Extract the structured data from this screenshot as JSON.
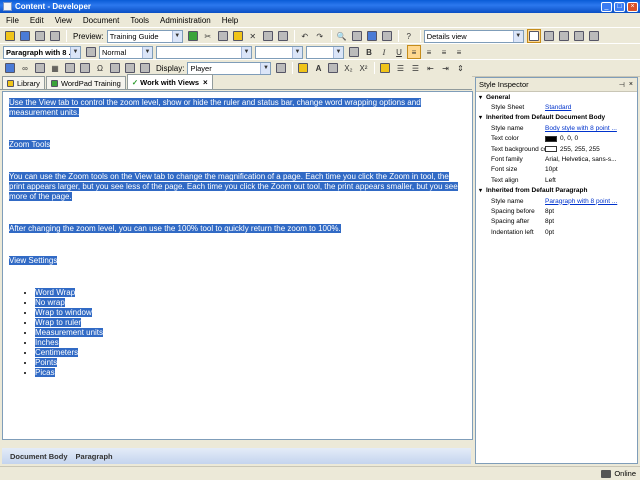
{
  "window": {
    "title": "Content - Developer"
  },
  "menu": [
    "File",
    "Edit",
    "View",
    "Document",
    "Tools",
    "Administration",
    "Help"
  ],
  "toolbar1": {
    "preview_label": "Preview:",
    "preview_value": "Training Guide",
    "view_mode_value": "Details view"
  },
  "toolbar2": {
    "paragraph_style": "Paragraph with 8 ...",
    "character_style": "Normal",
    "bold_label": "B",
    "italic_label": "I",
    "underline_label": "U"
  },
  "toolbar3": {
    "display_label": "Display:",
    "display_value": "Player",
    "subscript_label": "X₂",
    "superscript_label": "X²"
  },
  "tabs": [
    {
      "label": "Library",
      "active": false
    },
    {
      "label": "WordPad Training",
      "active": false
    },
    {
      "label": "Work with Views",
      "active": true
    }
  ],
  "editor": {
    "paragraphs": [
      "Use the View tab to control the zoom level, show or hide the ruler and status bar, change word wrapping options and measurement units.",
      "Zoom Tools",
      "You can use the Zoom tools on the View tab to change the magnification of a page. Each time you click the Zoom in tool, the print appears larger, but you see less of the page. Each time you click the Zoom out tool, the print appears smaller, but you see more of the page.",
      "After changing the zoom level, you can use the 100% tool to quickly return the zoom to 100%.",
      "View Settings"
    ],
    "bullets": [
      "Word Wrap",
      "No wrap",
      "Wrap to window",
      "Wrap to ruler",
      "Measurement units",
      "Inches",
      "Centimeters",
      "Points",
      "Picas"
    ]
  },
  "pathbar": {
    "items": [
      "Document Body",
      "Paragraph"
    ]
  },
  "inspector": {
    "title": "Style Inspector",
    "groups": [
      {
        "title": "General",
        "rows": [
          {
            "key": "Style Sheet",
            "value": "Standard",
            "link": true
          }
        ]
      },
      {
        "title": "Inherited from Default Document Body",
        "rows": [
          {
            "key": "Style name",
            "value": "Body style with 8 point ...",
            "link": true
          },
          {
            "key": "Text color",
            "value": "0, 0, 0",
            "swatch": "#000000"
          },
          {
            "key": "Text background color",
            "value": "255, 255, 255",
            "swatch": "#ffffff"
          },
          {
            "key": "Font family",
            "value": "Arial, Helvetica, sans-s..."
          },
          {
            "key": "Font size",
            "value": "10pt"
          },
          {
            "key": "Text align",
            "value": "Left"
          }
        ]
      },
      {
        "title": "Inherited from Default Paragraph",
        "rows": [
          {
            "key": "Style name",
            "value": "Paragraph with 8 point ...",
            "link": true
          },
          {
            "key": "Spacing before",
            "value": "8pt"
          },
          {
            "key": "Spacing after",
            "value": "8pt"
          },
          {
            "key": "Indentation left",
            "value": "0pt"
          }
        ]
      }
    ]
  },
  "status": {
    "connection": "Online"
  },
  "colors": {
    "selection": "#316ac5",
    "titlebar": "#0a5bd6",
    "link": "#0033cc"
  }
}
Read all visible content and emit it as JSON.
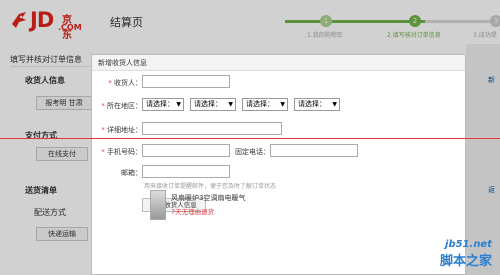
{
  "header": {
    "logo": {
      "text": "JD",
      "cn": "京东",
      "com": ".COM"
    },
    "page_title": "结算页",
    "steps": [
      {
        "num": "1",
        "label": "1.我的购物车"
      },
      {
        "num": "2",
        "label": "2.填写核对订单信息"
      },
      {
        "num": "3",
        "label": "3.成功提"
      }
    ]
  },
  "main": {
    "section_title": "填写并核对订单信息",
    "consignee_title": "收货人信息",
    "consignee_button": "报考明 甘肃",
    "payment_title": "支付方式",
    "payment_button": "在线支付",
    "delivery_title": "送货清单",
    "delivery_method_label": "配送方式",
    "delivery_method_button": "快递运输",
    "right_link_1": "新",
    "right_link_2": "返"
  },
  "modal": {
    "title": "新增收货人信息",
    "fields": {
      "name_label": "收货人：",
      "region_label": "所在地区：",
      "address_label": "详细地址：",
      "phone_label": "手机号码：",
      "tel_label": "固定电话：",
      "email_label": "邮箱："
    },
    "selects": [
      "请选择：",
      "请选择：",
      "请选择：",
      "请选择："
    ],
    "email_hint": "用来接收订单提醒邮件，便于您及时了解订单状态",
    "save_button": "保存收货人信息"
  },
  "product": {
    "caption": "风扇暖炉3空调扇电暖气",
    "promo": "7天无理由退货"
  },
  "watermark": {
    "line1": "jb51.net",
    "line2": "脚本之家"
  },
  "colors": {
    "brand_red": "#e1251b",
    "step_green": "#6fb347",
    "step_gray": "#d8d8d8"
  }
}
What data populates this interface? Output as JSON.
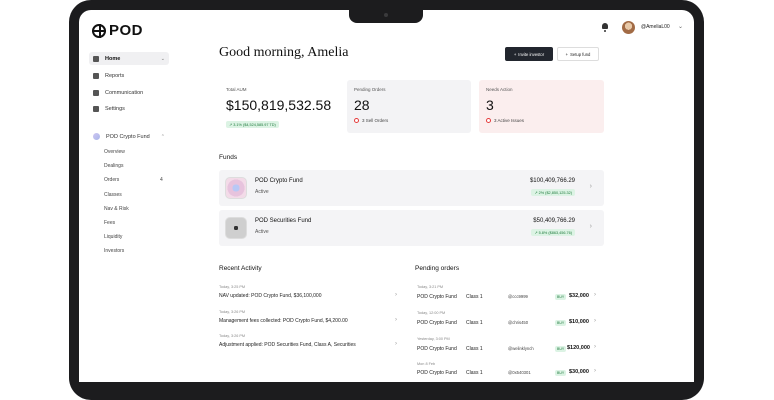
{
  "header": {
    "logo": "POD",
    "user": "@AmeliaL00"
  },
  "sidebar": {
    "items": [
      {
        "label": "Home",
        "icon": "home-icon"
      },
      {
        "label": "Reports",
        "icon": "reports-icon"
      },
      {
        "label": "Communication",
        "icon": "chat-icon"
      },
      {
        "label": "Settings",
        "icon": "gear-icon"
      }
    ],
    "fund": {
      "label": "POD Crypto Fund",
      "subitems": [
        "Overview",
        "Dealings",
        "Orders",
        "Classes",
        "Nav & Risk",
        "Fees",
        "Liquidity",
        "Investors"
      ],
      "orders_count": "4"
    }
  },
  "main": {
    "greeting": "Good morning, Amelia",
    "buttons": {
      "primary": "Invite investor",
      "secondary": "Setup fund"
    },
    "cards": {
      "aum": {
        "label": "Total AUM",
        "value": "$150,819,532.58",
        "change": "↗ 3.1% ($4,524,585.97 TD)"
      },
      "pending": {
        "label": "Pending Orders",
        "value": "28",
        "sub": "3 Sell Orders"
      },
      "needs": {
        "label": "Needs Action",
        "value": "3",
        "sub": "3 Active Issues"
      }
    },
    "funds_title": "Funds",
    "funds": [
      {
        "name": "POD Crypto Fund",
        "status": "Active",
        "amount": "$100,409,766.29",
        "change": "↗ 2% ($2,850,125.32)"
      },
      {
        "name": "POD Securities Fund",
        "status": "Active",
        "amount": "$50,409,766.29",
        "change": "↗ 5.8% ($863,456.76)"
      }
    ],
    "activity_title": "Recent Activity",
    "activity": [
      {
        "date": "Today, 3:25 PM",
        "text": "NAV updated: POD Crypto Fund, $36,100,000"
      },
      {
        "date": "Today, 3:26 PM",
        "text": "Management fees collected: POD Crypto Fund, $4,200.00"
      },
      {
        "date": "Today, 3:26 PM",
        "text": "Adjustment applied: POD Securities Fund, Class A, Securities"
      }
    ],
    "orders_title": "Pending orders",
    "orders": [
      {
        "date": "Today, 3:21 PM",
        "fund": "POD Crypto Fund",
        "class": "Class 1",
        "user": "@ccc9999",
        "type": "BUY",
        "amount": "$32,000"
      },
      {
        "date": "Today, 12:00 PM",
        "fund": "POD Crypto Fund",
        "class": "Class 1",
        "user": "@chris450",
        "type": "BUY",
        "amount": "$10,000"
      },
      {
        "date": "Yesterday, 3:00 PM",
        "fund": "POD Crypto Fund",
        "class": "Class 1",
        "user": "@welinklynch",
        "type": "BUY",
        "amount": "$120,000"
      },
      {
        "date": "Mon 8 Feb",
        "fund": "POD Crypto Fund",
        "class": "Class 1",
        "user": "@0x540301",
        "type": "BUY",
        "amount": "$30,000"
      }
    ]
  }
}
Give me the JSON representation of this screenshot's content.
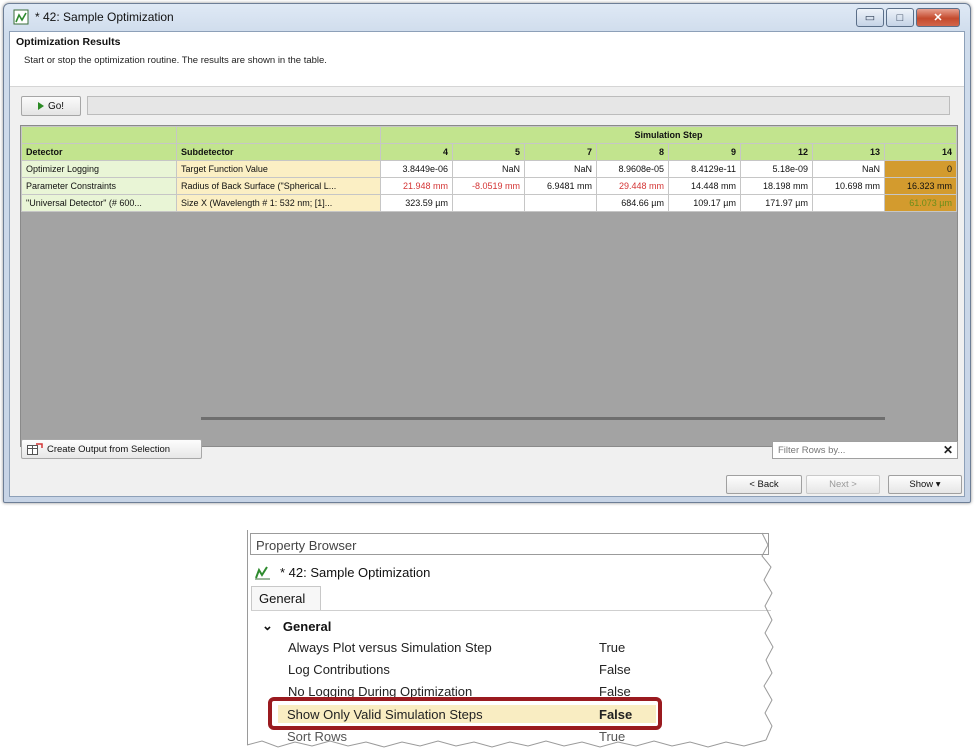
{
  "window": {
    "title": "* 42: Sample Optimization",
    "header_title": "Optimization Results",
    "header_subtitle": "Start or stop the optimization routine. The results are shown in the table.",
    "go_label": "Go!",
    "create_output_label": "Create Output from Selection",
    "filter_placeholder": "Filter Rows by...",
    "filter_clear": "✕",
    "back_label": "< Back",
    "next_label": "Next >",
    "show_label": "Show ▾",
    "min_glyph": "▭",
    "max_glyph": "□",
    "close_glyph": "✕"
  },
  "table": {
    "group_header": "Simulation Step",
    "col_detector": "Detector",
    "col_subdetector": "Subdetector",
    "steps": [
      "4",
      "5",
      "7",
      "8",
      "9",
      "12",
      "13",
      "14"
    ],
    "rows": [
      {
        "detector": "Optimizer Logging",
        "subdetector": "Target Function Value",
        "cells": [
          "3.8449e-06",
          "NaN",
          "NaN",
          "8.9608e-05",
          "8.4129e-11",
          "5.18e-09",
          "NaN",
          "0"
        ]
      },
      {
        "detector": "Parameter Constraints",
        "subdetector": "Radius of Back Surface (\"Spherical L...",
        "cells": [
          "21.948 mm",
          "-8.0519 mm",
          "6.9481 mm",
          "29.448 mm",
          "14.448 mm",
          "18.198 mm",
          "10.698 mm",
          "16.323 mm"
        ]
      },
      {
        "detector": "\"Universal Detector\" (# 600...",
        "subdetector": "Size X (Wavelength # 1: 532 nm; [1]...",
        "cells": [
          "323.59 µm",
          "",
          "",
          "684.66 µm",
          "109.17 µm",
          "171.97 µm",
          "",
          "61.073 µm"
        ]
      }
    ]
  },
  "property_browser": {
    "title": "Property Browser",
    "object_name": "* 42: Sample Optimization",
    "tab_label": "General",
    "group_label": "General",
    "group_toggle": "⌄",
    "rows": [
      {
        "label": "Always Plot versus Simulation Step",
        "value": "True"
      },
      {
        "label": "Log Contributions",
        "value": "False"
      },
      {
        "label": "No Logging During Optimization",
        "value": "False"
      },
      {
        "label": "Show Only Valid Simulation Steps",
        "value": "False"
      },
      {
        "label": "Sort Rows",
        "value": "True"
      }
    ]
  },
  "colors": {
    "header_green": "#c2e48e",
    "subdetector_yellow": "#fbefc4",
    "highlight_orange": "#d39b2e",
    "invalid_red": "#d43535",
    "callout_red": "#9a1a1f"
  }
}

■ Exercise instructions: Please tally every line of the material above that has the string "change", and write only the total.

■ Response area: 5